What Does It Mean to Terminate Your Parental Rights?

Hossein Berenji, Aug 09, 2019

If you’re a parent, you understand that the responsibilities of parenthood are endless. From extracurricular activities to paying for private tutoring, you are expected to be there for your child and provide the things they need to be happy and healthy.

In short, being a parent requires a significant amount of time, effort, and financial resources. However, not all parents are ready to accept the responsibility of having a child. Others may, for various reasons, be unable or unfit to care for a child.

So, what does it legally mean to be a parent? What are your rights and responsibilities? And, is there ever a way to give up your legal rights to your biological child?

Whatever the reason, California law does allow parents to end their relationship with their child in certain circumstances.

What Are Parental Rights?

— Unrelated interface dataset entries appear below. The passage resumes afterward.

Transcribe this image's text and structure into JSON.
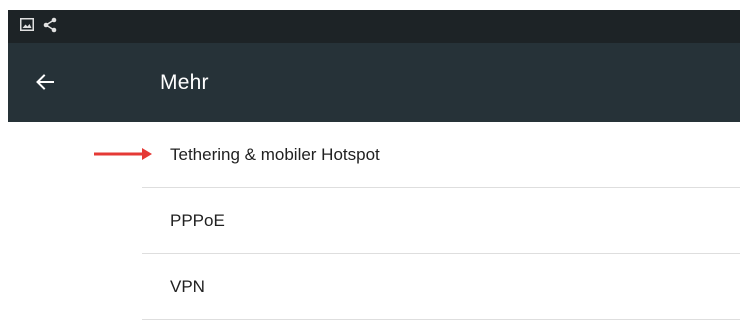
{
  "status_bar": {
    "icons": [
      "image-icon",
      "share-icon"
    ]
  },
  "app_bar": {
    "back_icon": "arrow-left-icon",
    "title": "Mehr"
  },
  "list": {
    "items": [
      {
        "label": "Tethering & mobiler Hotspot"
      },
      {
        "label": "PPPoE"
      },
      {
        "label": "VPN"
      }
    ]
  },
  "annotation": {
    "arrow_color": "#e53935",
    "points_to": "Tethering & mobiler Hotspot"
  },
  "colors": {
    "status_bar_bg": "#1d2326",
    "app_bar_bg": "#263238",
    "title_text": "#ffffff",
    "item_text": "#212121",
    "divider": "#dedede"
  }
}
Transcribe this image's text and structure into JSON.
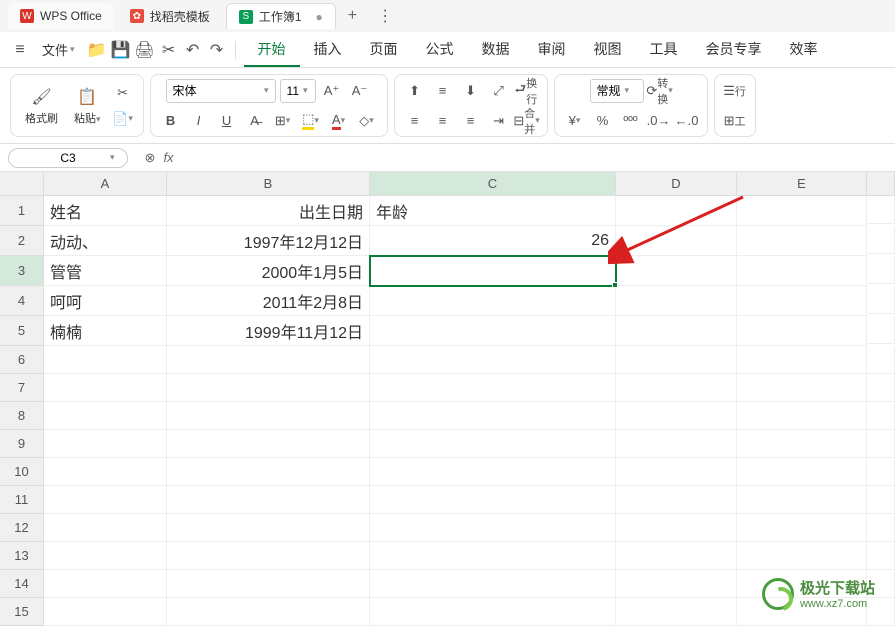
{
  "tabs": {
    "app": {
      "label": "WPS Office"
    },
    "tpl": {
      "label": "找稻壳模板"
    },
    "doc": {
      "label": "工作簿1"
    },
    "add": "+"
  },
  "menu": {
    "hamburger": "≡",
    "file": "文件",
    "items": [
      "开始",
      "插入",
      "页面",
      "公式",
      "数据",
      "审阅",
      "视图",
      "工具",
      "会员专享",
      "效率"
    ],
    "active": "开始"
  },
  "ribbon": {
    "format_painter": "格式刷",
    "paste": "粘贴",
    "font": "宋体",
    "font_size": "11",
    "bold": "B",
    "italic": "I",
    "underline": "U",
    "normal": "常规",
    "convert": "转换",
    "rows": "行",
    "tool": "工",
    "wrap": "换行",
    "merge": "合并"
  },
  "namebox": {
    "cell": "C3",
    "fx": "fx"
  },
  "columns": [
    "A",
    "B",
    "C",
    "D",
    "E"
  ],
  "row_headers": [
    "1",
    "2",
    "3",
    "4",
    "5",
    "6",
    "7",
    "8",
    "9",
    "10",
    "11",
    "12",
    "13",
    "14",
    "15"
  ],
  "cells": {
    "A1": "姓名",
    "B1": "出生日期",
    "C1": "年龄",
    "A2": "动动、",
    "B2": "1997年12月12日",
    "C2": "26",
    "A3": "管管",
    "B3": "2000年1月5日",
    "A4": "呵呵",
    "B4": "2011年2月8日",
    "A5": "楠楠",
    "B5": "1999年11月12日"
  },
  "selected": "C3",
  "watermark": {
    "name": "极光下载站",
    "url": "www.xz7.com"
  }
}
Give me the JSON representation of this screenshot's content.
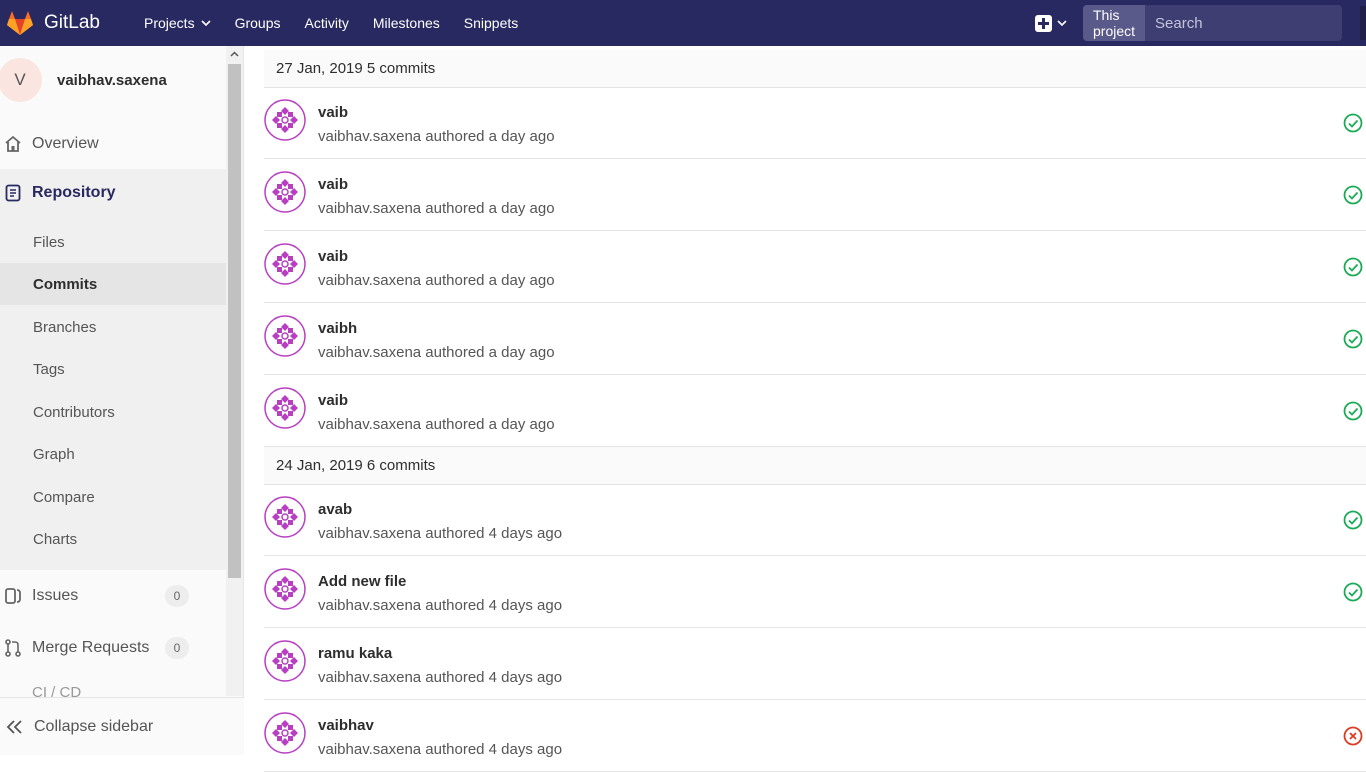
{
  "navbar": {
    "brand": "GitLab",
    "items": [
      "Projects",
      "Groups",
      "Activity",
      "Milestones",
      "Snippets"
    ],
    "search_scope": "This project",
    "search_placeholder": "Search"
  },
  "sidebar": {
    "project_initial": "V",
    "project_name": "vaibhav.saxena",
    "overview": "Overview",
    "repository": "Repository",
    "repo_items": [
      "Files",
      "Commits",
      "Branches",
      "Tags",
      "Contributors",
      "Graph",
      "Compare",
      "Charts"
    ],
    "active_item": "Commits",
    "issues": {
      "label": "Issues",
      "count": "0"
    },
    "merge_requests": {
      "label": "Merge Requests",
      "count": "0"
    },
    "faded_item": "CI / CD",
    "collapse": "Collapse sidebar"
  },
  "commit_groups": [
    {
      "date": "27 Jan, 2019 5 commits",
      "commits": [
        {
          "title": "vaib",
          "meta": "vaibhav.saxena authored a day ago",
          "status": "passed"
        },
        {
          "title": "vaib",
          "meta": "vaibhav.saxena authored a day ago",
          "status": "passed"
        },
        {
          "title": "vaib",
          "meta": "vaibhav.saxena authored a day ago",
          "status": "passed"
        },
        {
          "title": "vaibh",
          "meta": "vaibhav.saxena authored a day ago",
          "status": "passed"
        },
        {
          "title": "vaib",
          "meta": "vaibhav.saxena authored a day ago",
          "status": "passed"
        }
      ]
    },
    {
      "date": "24 Jan, 2019 6 commits",
      "commits": [
        {
          "title": "avab",
          "meta": "vaibhav.saxena authored 4 days ago",
          "status": "passed"
        },
        {
          "title": "Add new file",
          "meta": "vaibhav.saxena authored 4 days ago",
          "status": "passed"
        },
        {
          "title": "ramu kaka",
          "meta": "vaibhav.saxena authored 4 days ago",
          "status": "none"
        },
        {
          "title": "vaibhav",
          "meta": "vaibhav.saxena authored 4 days ago",
          "status": "failed"
        }
      ]
    }
  ],
  "colors": {
    "navbar": "#292961",
    "passed": "#1aaa55",
    "failed": "#db3b21",
    "avatar": "#b83ec2"
  },
  "icons": [
    "gitlab-logo-icon",
    "chevron-down-icon",
    "plus-square-icon",
    "search-icon",
    "home-icon",
    "repository-doc-icon",
    "issues-icon",
    "merge-request-icon",
    "double-chevron-left-icon",
    "check-circle-icon",
    "x-circle-icon",
    "identicon-avatar"
  ]
}
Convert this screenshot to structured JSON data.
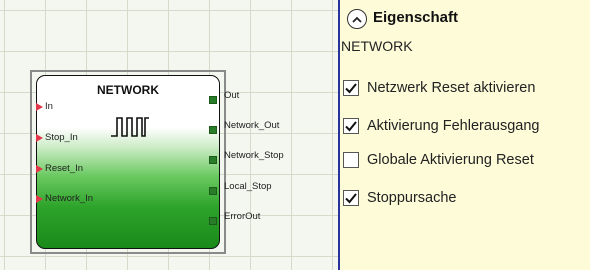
{
  "block": {
    "title": "NETWORK",
    "inputs": [
      {
        "label": "In"
      },
      {
        "label": "Stop_In"
      },
      {
        "label": "Reset_In"
      },
      {
        "label": "Network_In"
      }
    ],
    "outputs": [
      {
        "label": "Out"
      },
      {
        "label": "Network_Out"
      },
      {
        "label": "Network_Stop"
      },
      {
        "label": "Local_Stop"
      },
      {
        "label": "ErrorOut"
      }
    ],
    "icon": "pulse-wave-icon"
  },
  "properties": {
    "heading": "Eigenschaft",
    "collapse_icon": "chevron-up-icon",
    "subtitle": "NETWORK",
    "options": [
      {
        "label": "Netzwerk Reset aktivieren",
        "checked": true
      },
      {
        "label": "Aktivierung Fehlerausgang",
        "checked": true
      },
      {
        "label": "Globale Aktivierung Reset",
        "checked": false
      },
      {
        "label": "Stoppursache",
        "checked": true
      }
    ]
  },
  "colors": {
    "panel_bg": "#fdfbd8",
    "divider": "#27339a",
    "input_arrow": "#e3364a",
    "block_green": "#2ea42b"
  }
}
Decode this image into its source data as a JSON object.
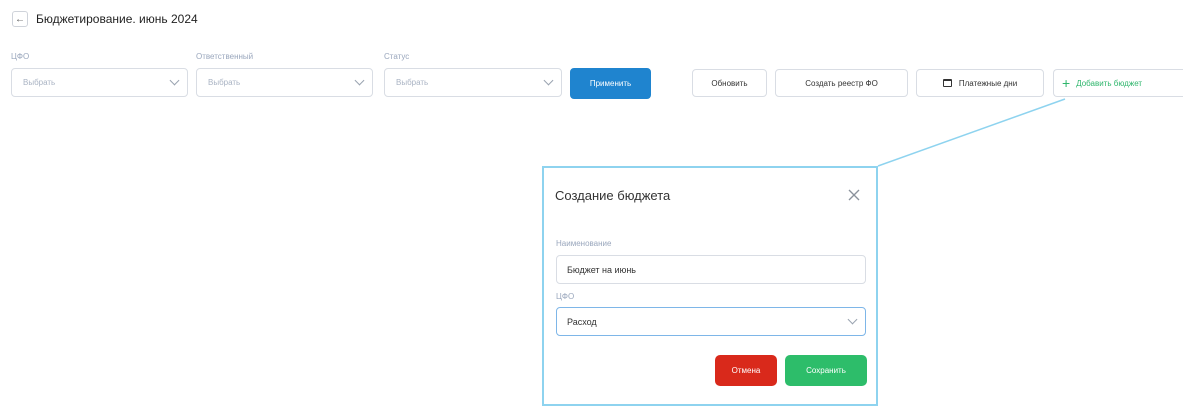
{
  "header": {
    "back_icon": "arrow-left-icon",
    "title": "Бюджетирование. июнь 2024"
  },
  "filters": [
    {
      "label": "ЦФО",
      "placeholder": "Выбрать"
    },
    {
      "label": "Ответственный",
      "placeholder": "Выбрать"
    },
    {
      "label": "Статус",
      "placeholder": "Выбрать"
    }
  ],
  "toolbar": {
    "apply_label": "Применить",
    "refresh_label": "Обновить",
    "create_registry_label": "Создать реестр ФО",
    "payment_days_label": "Платежные дни",
    "add_budget_label": "Добавить бюджет"
  },
  "modal": {
    "title": "Создание бюджета",
    "name_label": "Наименование",
    "name_value": "Бюджет на июнь",
    "cfo_label": "ЦФО",
    "cfo_value": "Расход",
    "cancel_label": "Отмена",
    "save_label": "Сохранить"
  },
  "colors": {
    "primary": "#1f84cf",
    "accent_green": "#2dbd6a",
    "danger": "#d9291b",
    "highlight": "#8ed3ef"
  }
}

When a child is born, the biological parents are automatically given certain rights and responsibilities known as parental rights. Parental rights include:

  • The right to child custody and visitation
  • The right to inheritance
  • The right to make important decisions about education, religion, healthcare, and other aspects of the child’s life
  • The responsibility to pay child support, and
  • The responsibility for the child’s misconduct.

Unless legal action is taken, these parental rights persist until the child turns 18-years-old.

Why Would a Parent Terminate Their Parental Rights?

There are several reasons why a parent would want to terminate their parental rights.

First, the parental rights of the biological parent(s) must be terminated before the child can be adopted by someone else.

Second, a biological parent may choose to give up their rights if the parents don’t have a meaningful or ongoing relationship.

Third, the pregnancy may be unexpected and one parent opts to not be involved in the child’s life.

Also, a parent may wish to terminate their rights if they are married to another person.

Finally, parental rights can be terminated for under state law, as discussed below.

Can I Voluntarily Terminate My Parental Rights in California?

Generally, California courts are reluctant to allow parents to give up their rights unless there is another individual willing to adopt the child.

In certain circumstances, however, a parent can choose to terminate their parental rights. The court can also terminate the parent’s rights if it is in the child’s best interest.

Under California’s Family Code Section 7820, a parent’s rights can be terminated voluntarily or involuntarily in any one of the following situations:

  • Abandonment
  • Neglect or cruelty
  • The parent was convicted of a felony
  • The parent is mentally disabled
  • The parent is disabled due to moral depravity or substance abuse, and
  • The parent is mentally ill or developmentally disabled.

Parents aren’t the only ones that can file actions to terminate rights; grandparents, step-parents, an adult sibling of the child. In fact, any adult who has taken over the care and custody of the child may pursue legal action.

What Happens After Parental Rights Are Terminated?

Once a parent’s rights are terminated, they no longer have the right to see or speak to the child or take part in decisions that impact the child’s life. Likewise, they can’t be liable for the child’s actions.

If the biological parent dies without a will, the child will no longer be able to inherit their estate. The obligation to pay child support also ends. But, the parent will likely still be responsible for paying past child support.

What Is the Difference Between Terminating Parental Rights and Emancipation?

You may have heard stories about celebrity child actors becoming emancipated. Modern Family’s Ariel Winter, Drew Barrymore, Alicia Silverstone, Michelle Williams, Gossip Girl’s Taylor Momsen, and Macaulay Culkin are just a few examples of famous emancipated minors.

The difference between the termination of parental rights and the emancipation of a child is that, in the latter, the child is making the choice to sever ties with their parents. It can be thought of as the opposite of parental termination. Though they are different, the end result of both legal processes is the same.

There are several reasons for emancipation, including parental substance abuse, mismanagement of money, and to avoid child labor laws.

Do I Need an Attorney to Terminate My Parental Rights?

The termination of parental rights is very serious and, once your parental rights have been terminated, the decision is final.

If you are considering ending your parental rights or are in danger of having your rights taken away from you by the courts, it’s important to act immediately to protect your best interests.